For the records below, report how many lines include "next", with no accompanying text.

==== EXCERPTED DATA

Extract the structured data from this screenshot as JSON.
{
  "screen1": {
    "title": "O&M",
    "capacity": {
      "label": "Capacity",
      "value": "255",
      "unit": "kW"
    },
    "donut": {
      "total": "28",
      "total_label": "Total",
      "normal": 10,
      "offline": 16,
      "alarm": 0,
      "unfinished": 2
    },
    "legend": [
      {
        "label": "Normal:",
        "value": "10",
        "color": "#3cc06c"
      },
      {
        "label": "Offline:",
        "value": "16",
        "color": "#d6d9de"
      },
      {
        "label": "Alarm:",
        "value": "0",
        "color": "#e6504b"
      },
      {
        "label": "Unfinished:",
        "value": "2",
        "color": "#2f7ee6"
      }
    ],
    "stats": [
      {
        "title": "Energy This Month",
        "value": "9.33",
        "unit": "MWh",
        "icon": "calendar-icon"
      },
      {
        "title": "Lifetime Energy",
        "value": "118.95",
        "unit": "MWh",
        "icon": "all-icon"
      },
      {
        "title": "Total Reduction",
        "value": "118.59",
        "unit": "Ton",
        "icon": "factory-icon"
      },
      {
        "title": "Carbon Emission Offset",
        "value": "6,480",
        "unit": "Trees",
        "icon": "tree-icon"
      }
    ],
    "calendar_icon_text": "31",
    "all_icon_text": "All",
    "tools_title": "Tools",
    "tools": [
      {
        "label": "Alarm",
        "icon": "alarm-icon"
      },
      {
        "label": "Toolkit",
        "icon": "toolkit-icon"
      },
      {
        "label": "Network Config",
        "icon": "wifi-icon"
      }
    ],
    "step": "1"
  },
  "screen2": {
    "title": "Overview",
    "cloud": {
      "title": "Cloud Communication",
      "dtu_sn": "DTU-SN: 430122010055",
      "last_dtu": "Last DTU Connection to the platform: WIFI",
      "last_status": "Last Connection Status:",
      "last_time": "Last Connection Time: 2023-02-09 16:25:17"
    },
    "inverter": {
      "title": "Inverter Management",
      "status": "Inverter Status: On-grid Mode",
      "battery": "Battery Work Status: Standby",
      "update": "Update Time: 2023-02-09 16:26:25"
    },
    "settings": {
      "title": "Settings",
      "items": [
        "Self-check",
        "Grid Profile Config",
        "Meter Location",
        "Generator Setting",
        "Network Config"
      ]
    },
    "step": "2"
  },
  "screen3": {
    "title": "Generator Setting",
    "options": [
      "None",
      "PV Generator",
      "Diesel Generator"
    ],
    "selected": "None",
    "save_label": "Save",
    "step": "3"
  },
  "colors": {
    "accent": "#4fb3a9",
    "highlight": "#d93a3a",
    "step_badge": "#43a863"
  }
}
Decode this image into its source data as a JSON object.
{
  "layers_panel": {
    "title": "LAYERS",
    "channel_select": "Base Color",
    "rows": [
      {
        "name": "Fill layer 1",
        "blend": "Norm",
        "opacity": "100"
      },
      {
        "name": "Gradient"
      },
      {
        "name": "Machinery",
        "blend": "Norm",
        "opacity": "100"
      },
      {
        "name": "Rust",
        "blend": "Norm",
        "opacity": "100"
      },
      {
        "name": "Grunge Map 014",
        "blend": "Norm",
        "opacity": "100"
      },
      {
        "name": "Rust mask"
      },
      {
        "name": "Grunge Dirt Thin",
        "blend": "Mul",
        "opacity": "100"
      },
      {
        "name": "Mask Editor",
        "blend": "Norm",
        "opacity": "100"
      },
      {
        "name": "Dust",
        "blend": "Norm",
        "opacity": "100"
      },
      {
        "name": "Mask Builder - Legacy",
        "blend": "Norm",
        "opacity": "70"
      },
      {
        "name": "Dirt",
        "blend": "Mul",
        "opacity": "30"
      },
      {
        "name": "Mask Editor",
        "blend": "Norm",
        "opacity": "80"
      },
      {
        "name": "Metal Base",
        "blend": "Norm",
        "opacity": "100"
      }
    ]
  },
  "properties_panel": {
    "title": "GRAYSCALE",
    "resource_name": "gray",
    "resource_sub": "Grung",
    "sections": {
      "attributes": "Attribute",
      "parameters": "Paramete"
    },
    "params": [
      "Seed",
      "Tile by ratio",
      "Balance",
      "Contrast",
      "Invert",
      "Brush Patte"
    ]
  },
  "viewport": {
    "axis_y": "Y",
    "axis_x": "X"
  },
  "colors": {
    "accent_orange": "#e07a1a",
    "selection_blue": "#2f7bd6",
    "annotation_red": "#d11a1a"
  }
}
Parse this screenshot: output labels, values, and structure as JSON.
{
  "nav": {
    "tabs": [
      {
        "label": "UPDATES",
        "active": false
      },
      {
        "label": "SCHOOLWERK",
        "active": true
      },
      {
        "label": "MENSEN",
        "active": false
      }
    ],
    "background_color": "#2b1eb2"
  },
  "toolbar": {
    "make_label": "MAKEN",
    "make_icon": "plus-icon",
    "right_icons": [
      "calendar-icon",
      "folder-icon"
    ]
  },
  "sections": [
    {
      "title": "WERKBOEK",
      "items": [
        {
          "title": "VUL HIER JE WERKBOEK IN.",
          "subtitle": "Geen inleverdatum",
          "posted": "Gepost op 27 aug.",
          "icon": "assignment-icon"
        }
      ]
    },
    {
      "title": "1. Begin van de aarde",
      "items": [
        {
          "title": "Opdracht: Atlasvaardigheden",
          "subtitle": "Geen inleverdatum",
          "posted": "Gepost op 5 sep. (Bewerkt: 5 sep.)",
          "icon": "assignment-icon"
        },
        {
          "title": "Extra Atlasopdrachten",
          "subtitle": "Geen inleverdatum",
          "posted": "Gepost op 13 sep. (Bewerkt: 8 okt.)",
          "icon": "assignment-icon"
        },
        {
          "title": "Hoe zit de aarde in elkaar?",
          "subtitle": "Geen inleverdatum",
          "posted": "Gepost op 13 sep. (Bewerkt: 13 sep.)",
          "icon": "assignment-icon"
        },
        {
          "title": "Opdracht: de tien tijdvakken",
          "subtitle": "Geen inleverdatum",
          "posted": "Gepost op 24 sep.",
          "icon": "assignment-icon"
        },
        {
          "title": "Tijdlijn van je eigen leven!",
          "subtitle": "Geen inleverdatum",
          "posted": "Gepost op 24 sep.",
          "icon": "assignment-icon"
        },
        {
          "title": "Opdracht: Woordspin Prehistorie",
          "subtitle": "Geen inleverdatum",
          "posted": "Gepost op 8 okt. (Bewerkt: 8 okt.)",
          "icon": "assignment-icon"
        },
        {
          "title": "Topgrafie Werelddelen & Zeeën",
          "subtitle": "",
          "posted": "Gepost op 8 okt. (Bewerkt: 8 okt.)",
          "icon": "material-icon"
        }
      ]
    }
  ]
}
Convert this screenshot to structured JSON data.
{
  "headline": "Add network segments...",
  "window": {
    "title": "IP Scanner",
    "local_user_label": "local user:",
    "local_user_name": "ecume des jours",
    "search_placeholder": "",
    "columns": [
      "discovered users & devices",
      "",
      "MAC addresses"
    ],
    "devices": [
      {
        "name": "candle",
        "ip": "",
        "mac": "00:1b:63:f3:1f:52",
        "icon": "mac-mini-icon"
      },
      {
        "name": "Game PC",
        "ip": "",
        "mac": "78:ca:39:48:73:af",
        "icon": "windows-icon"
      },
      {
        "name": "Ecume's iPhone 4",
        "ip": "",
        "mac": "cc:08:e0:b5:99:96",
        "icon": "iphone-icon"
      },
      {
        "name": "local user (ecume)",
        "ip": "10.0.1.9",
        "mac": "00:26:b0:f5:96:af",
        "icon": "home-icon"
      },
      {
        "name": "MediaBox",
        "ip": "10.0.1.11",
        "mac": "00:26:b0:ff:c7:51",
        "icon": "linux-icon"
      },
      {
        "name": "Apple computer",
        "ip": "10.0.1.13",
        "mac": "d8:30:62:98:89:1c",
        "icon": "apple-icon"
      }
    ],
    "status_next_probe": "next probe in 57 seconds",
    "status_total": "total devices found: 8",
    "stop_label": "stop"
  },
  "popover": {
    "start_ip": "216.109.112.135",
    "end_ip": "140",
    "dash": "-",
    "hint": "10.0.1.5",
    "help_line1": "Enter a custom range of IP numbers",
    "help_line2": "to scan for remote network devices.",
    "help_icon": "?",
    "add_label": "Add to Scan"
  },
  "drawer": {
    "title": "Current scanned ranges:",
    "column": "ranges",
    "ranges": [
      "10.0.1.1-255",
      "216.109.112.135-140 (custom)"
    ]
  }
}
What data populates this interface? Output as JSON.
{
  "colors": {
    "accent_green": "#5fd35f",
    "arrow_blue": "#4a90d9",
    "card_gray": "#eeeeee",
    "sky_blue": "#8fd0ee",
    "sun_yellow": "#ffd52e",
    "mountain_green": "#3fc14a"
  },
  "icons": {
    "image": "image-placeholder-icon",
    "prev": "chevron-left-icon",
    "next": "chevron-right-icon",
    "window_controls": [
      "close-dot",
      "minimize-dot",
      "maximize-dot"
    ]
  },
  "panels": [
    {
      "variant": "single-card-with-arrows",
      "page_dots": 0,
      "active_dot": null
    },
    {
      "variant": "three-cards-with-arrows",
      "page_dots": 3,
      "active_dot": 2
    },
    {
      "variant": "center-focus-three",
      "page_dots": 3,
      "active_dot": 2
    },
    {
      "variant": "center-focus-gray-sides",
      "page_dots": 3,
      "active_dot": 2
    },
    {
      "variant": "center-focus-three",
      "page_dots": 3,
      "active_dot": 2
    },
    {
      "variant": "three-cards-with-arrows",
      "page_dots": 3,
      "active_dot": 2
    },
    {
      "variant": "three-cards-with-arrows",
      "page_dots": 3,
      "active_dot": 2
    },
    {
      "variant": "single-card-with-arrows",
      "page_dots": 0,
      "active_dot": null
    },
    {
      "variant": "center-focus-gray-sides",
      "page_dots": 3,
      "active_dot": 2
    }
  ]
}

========

OUTPUT: 2